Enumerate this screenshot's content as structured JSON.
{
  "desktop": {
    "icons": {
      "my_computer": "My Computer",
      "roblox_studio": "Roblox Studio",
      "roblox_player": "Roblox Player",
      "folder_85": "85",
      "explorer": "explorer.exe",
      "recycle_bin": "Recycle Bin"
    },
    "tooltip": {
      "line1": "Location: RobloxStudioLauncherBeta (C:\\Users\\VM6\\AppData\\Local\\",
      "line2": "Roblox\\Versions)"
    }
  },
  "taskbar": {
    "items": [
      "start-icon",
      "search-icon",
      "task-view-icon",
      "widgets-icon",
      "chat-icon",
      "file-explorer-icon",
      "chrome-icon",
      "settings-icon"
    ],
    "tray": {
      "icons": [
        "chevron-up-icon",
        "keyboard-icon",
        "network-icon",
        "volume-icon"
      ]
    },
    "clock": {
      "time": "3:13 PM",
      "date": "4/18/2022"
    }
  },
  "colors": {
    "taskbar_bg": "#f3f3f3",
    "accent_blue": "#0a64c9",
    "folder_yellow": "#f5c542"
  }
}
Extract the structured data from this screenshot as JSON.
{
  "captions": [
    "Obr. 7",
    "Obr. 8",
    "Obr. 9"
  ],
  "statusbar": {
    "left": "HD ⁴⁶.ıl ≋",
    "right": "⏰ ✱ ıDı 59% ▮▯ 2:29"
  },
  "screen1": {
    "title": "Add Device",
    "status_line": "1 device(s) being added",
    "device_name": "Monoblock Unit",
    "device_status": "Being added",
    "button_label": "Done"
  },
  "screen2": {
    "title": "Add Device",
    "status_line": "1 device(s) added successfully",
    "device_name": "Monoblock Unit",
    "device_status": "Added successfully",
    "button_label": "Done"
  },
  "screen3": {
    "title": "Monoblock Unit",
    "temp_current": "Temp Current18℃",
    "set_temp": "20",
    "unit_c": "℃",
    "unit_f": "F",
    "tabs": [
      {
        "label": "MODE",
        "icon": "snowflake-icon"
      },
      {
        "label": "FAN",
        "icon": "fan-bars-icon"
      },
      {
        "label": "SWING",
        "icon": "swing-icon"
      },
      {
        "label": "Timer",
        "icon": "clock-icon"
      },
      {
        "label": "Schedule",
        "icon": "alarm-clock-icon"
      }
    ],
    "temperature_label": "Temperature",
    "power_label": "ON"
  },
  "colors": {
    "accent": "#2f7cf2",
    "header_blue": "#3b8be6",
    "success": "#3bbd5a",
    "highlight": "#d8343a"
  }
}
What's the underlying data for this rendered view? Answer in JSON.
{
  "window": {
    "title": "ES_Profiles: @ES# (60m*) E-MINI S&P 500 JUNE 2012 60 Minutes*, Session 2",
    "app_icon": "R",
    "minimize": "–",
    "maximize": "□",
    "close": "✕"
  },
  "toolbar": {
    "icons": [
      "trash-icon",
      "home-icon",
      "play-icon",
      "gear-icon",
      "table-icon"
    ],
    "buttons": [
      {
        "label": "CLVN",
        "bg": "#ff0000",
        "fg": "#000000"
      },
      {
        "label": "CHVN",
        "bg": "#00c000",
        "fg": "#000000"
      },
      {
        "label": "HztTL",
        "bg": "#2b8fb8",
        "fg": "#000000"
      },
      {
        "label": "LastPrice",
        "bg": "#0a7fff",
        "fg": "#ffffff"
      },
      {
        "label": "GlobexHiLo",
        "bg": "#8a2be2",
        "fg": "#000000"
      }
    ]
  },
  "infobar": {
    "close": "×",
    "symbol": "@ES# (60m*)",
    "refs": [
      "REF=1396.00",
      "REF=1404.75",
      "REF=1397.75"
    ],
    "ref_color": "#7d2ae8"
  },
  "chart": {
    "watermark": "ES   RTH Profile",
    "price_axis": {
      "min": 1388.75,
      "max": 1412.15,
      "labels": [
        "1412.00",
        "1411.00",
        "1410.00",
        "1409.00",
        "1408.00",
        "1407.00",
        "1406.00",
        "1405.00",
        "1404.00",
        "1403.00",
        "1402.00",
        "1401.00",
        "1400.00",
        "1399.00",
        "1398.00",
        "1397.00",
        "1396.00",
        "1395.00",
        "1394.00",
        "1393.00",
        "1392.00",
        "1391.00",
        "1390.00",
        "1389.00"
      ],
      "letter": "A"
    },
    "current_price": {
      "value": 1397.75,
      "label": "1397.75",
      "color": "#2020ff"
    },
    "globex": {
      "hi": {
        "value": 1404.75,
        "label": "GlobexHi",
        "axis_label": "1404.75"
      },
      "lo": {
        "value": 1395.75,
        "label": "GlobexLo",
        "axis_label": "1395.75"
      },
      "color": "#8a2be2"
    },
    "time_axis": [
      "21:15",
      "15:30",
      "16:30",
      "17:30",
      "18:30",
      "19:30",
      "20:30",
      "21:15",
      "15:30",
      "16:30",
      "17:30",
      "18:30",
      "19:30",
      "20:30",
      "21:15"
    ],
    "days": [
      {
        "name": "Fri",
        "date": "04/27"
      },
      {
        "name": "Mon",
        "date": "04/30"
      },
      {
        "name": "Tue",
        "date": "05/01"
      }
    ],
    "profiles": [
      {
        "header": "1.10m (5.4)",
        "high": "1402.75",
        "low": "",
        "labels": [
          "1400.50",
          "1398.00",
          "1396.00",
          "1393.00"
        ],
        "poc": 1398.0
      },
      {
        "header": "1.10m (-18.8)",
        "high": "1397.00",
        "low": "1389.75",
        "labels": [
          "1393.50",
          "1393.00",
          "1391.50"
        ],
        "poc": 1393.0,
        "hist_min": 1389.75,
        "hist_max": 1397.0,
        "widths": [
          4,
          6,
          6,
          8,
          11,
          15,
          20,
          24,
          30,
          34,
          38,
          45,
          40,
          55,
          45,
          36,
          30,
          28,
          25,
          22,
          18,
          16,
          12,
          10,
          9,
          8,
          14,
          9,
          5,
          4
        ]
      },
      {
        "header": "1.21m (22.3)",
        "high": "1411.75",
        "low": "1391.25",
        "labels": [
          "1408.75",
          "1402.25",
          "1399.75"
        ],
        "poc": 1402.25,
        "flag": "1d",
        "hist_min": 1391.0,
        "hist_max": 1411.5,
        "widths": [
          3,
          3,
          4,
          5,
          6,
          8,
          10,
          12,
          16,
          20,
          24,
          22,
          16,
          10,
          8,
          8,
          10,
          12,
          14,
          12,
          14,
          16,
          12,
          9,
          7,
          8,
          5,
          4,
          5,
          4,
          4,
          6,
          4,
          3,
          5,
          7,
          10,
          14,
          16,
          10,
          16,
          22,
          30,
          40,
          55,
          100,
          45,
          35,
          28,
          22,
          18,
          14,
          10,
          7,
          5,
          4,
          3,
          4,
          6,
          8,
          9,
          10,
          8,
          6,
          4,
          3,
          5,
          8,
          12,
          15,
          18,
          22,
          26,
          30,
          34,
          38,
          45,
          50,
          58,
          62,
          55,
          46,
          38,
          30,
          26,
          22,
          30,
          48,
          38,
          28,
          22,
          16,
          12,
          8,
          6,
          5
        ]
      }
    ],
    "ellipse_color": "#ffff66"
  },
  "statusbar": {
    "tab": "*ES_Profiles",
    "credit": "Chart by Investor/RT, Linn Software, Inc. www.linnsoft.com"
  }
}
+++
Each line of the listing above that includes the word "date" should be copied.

EXERCISE SOLUTION>
      "date": "4/18/2022"
        "date": "04/27"
        "date": "04/30"
        "date": "05/01"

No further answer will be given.